| Data records for software interfaces |
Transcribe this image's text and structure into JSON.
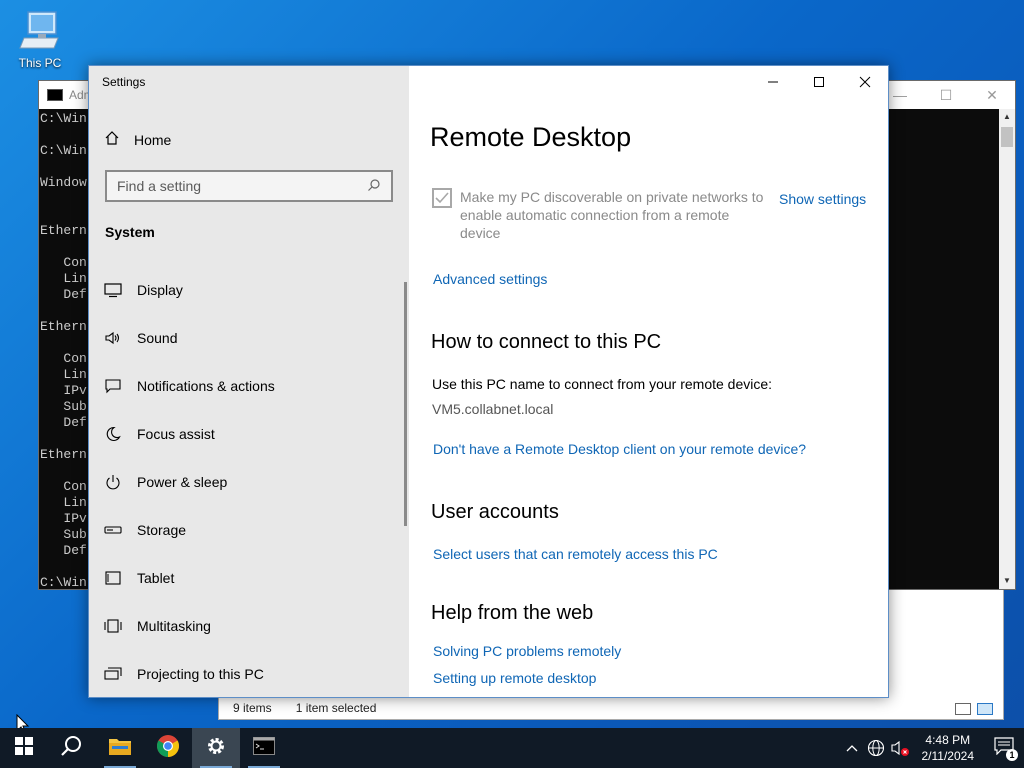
{
  "desktop": {
    "icon_label": "This PC"
  },
  "cmd": {
    "title": "Adm",
    "lines": [
      "C:\\Win",
      "",
      "C:\\Win",
      "",
      "Window",
      "",
      "",
      "Ethern",
      "",
      "   Con",
      "   Lin",
      "   Def",
      "",
      "Ethern",
      "",
      "   Con",
      "   Lin",
      "   IPv",
      "   Sub",
      "   Def",
      "",
      "Ethern",
      "",
      "   Con",
      "   Lin",
      "   IPv",
      "   Sub",
      "   Def",
      "",
      "C:\\Win"
    ]
  },
  "explorer": {
    "items_count": "9 items",
    "selected": "1 item selected"
  },
  "settings": {
    "window_title": "Settings",
    "home_label": "Home",
    "search_placeholder": "Find a setting",
    "section": "System",
    "nav": [
      {
        "label": "Display",
        "icon": "monitor-icon"
      },
      {
        "label": "Sound",
        "icon": "speaker-icon"
      },
      {
        "label": "Notifications & actions",
        "icon": "notification-icon"
      },
      {
        "label": "Focus assist",
        "icon": "moon-icon"
      },
      {
        "label": "Power & sleep",
        "icon": "power-icon"
      },
      {
        "label": "Storage",
        "icon": "storage-icon"
      },
      {
        "label": "Tablet",
        "icon": "tablet-icon"
      },
      {
        "label": "Multitasking",
        "icon": "multitasking-icon"
      },
      {
        "label": "Projecting to this PC",
        "icon": "projecting-icon"
      }
    ],
    "page_title": "Remote Desktop",
    "discoverable_text": "Make my PC discoverable on private networks to enable automatic connection from a remote device",
    "discoverable_checked": true,
    "show_settings": "Show settings",
    "advanced_settings": "Advanced settings",
    "how_to_heading": "How to connect to this PC",
    "use_pc_name": "Use this PC name to connect from your remote device:",
    "pc_name": "VM5.collabnet.local",
    "no_client_link": "Don't have a Remote Desktop client on your remote device?",
    "user_accounts_heading": "User accounts",
    "select_users_link": "Select users that can remotely access this PC",
    "help_heading": "Help from the web",
    "help_links": [
      "Solving PC problems remotely",
      "Setting up remote desktop"
    ]
  },
  "taskbar": {
    "time": "4:48 PM",
    "date": "2/11/2024",
    "notification_count": "1"
  }
}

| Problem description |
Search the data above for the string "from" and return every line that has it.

| Finished task |
    "discoverable_text": "Make my PC discoverable on private networks to enable automatic connection from a remote device",
    "use_pc_name": "Use this PC name to connect from your remote device:",
    "help_heading": "Help from the web",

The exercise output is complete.